Will County Children’s Advocacy Center forensic interviewer, Jaclyn Lundquist, MSW.

By BRIAN STANLEY – bstanley@shawmedia.com

JOLIET – Jaclyn Lundquist can’t explain why she’s able to bond quickly with children, but Will County prosecutors are grateful for her gift.

“I think I mesh with kids better than I do with adults. We’ve just always gotten along,” Lundquist said Thursday. “I was always [interested] in crisis intervention and it doesn’t get more crisis than this.”

Last week, Lundquist conducted her 2,000th victim-sensitive interview for the Will County Children’s Advocacy Center, which assists investigations of sexual and physical abuse.

“She’s on her way to 3,000, but she already belongs in the Hall of Fame,” State’s Attorney James Glasgow said. “Jackie is one of the best forensic interviewers in the state. The information she gets goes a long way to giving attorneys what’s needed in court.”

Lundquist started with the Advocacy Center 14 years ago as a case manager, but was soon drafted as the backup interviewer and sent for specialized training.

“I fell in love with it,” Lundquist said. “Whether I’m talking to a 5-year-old or a teenager, I’m giving kids a voice.”

Lundquist performed a majority of the 425 interviews the center conducted in 2015, nearly 100 more cases than the year before. Glasgow said the increase in reported cases was likely a result of several factors.

“The cases that come here are only a fraction of those in our society. To look at it optimistically, more parents are becoming educated how to spot these things and come forward when there’s a change in behavior with a child,” Glasgow said.

Lundquist said relaxing with her own family in her off hours has allowed her to keep the details of cases she’s worked on from affecting her.

“You can shut it on and off. The brain protects you,” she said.

The center plans to hire a second interviewer, and Glasgow would like for the facility to eventually move from its downtown office building to a residential setting.

“I think reducing the [clinical appearance] would lower the stress for a child. They’d come up to the house, knock on the door and there’s a couch and therapy dog where they can just talk to Jackie,” Glasgow said.

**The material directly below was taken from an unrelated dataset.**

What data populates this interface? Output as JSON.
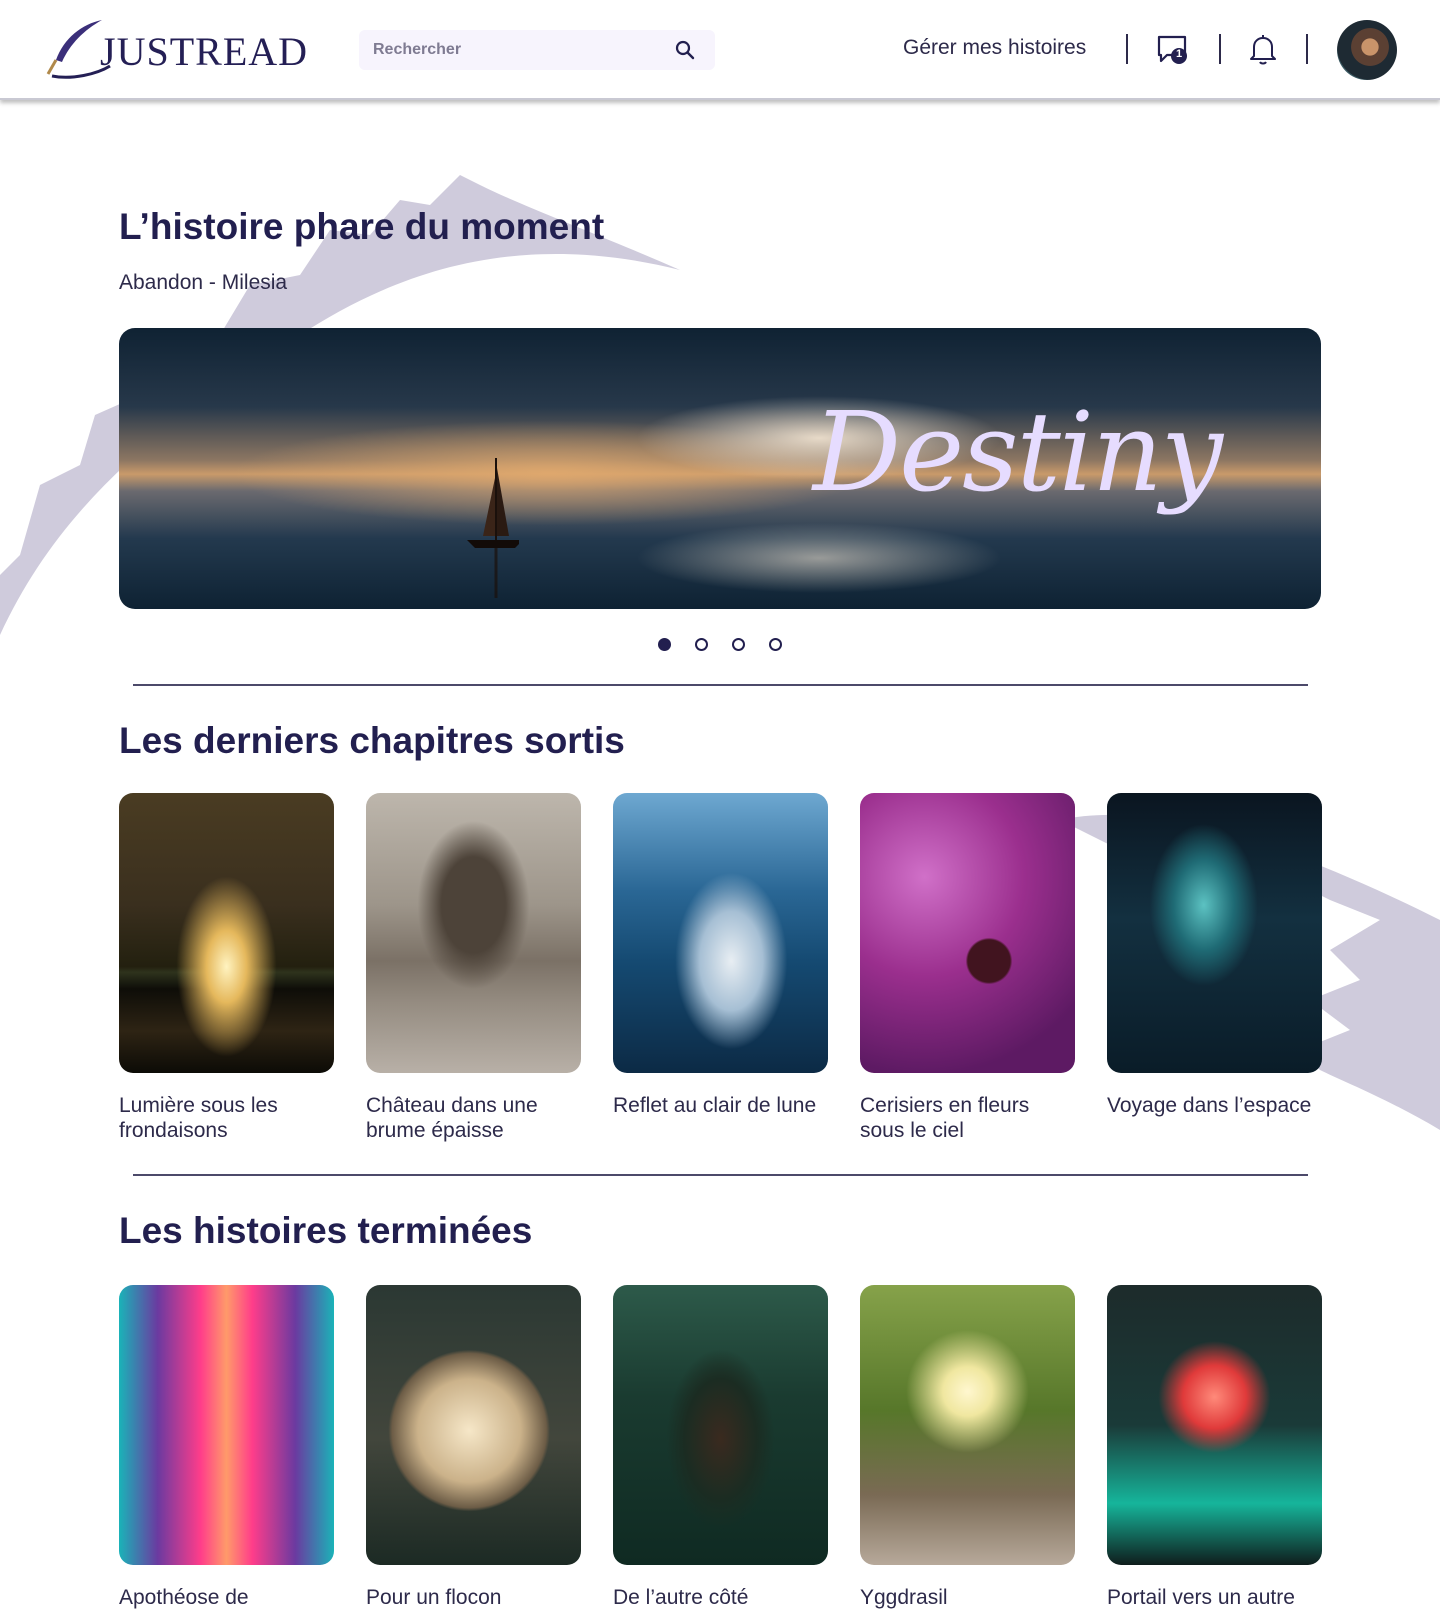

Instead of being in a room with a large one-way mirror with police on the other side, cameras could broadcast the victim’s interview to another room in the house.

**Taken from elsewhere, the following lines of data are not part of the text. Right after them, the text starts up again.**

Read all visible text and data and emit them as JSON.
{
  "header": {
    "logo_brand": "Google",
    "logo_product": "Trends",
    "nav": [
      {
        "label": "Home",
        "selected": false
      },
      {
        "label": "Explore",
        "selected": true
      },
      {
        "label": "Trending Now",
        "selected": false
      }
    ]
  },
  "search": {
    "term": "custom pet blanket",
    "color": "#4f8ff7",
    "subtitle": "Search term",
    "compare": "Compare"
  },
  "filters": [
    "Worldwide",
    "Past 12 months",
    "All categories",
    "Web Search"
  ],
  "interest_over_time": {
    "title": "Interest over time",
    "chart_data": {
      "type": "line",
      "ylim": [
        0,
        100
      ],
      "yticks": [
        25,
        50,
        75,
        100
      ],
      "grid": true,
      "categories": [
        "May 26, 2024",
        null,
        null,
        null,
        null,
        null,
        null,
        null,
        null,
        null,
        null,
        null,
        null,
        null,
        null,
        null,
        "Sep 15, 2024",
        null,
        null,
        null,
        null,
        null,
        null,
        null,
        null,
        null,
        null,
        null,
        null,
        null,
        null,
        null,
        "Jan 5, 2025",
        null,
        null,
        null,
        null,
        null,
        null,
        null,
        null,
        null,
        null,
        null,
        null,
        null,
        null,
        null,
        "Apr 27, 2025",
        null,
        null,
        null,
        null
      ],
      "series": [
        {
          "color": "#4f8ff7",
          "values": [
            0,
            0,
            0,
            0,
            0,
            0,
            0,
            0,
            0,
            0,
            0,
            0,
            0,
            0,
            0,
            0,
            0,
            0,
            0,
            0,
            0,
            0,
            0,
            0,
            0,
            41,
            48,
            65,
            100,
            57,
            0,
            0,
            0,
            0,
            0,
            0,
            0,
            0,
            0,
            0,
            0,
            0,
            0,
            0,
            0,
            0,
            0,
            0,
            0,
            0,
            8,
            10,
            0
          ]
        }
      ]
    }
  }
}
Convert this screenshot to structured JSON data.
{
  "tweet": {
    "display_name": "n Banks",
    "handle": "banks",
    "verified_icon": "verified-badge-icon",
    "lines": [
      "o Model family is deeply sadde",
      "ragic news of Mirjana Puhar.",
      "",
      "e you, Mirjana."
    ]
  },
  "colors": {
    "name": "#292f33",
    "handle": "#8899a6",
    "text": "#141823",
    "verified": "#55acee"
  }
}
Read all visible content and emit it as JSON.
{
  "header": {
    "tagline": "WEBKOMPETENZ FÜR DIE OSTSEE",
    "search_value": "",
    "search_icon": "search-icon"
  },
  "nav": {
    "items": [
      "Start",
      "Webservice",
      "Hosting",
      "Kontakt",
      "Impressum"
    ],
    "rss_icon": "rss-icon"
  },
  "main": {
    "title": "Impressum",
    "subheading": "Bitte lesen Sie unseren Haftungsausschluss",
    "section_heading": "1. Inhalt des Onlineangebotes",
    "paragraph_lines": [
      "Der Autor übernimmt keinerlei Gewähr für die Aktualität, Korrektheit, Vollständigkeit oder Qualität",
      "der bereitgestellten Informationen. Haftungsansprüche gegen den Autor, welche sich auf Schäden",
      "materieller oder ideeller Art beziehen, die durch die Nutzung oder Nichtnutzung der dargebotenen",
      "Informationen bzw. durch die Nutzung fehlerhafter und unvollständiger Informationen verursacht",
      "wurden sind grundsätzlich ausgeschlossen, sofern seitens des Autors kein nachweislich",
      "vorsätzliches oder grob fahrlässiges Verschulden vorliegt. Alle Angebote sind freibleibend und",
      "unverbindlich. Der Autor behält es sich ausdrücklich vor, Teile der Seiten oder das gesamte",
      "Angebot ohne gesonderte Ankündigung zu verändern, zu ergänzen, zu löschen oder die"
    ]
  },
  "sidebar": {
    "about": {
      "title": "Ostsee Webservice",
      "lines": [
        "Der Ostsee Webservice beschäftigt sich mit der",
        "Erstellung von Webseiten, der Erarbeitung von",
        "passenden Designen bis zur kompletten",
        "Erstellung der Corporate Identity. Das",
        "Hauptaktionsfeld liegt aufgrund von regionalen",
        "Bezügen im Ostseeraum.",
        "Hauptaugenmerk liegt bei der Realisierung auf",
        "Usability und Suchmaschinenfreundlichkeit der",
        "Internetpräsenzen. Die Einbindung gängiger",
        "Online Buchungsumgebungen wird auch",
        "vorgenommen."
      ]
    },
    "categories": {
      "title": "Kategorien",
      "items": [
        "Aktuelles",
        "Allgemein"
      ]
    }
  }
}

The state’s attorney also is considering renaming of the advocacy center, which would require a change in state law.

“To call it the Child Sex Abuse Center is more graphic, but more people have to know what they do and how important it is to support that,” Glasgow said.